Each record is to be reproduced verbatim.

ENTRIES SUPPLIED
═══

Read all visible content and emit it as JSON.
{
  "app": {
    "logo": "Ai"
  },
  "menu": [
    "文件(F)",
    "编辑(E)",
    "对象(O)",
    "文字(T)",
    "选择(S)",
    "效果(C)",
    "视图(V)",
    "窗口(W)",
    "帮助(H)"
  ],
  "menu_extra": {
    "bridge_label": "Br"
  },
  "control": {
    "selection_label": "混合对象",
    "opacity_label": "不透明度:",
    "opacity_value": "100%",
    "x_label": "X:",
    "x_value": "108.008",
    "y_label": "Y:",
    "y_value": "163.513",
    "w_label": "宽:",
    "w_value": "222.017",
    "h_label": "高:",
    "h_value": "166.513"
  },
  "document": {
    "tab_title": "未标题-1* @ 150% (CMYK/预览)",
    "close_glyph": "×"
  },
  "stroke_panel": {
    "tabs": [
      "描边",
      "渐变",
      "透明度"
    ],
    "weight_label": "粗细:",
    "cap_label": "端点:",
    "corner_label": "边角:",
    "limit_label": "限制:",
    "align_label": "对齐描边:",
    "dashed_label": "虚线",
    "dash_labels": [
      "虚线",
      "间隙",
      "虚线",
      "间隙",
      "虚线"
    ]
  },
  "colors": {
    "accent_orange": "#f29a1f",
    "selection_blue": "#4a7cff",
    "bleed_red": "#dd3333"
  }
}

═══

RESPONSE FOR THIS EXERCISE
Read all visible content and emit it as JSON.
{
  "app": {
    "logo": "Ai"
  },
  "menu": [
    "文件(F)",
    "编辑(E)",
    "对象(O)",
    "文字(T)",
    "选择(S)",
    "效果(C)",
    "视图(V)",
    "窗口(W)",
    "帮助(H)"
  ],
  "menu_extra": {
    "bridge_label": "Br"
  },
  "control": {
    "selection_label": "混合对象",
    "opacity_label": "不透明度:",
    "opacity_value": "100%",
    "x_label": "X:",
    "x_value": "108.008",
    "y_label": "Y:",
    "y_value": "163.513",
    "w_label": "宽:",
    "w_value": "222.017",
    "h_label": "高:",
    "h_value": "166.513"
  },
  "document": {
    "tab_title": "未标题-1* @ 150% (CMYK/预览)",
    "close_glyph": "×"
  },
  "stroke_panel": {
    "tabs": [
      "描边",
      "渐变",
      "透明度"
    ],
    "weight_label": "粗细:",
    "cap_label": "端点:",
    "corner_label": "边角:",
    "limit_label": "限制:",
    "align_label": "对齐描边:",
    "dashed_label": "虚线",
    "dash_labels": [
      "虚线",
      "间隙",
      "虚线",
      "间隙",
      "虚线"
    ]
  },
  "colors": {
    "accent_orange": "#f29a1f",
    "selection_blue": "#4a7cff",
    "bleed_red": "#dd3333"
  }
}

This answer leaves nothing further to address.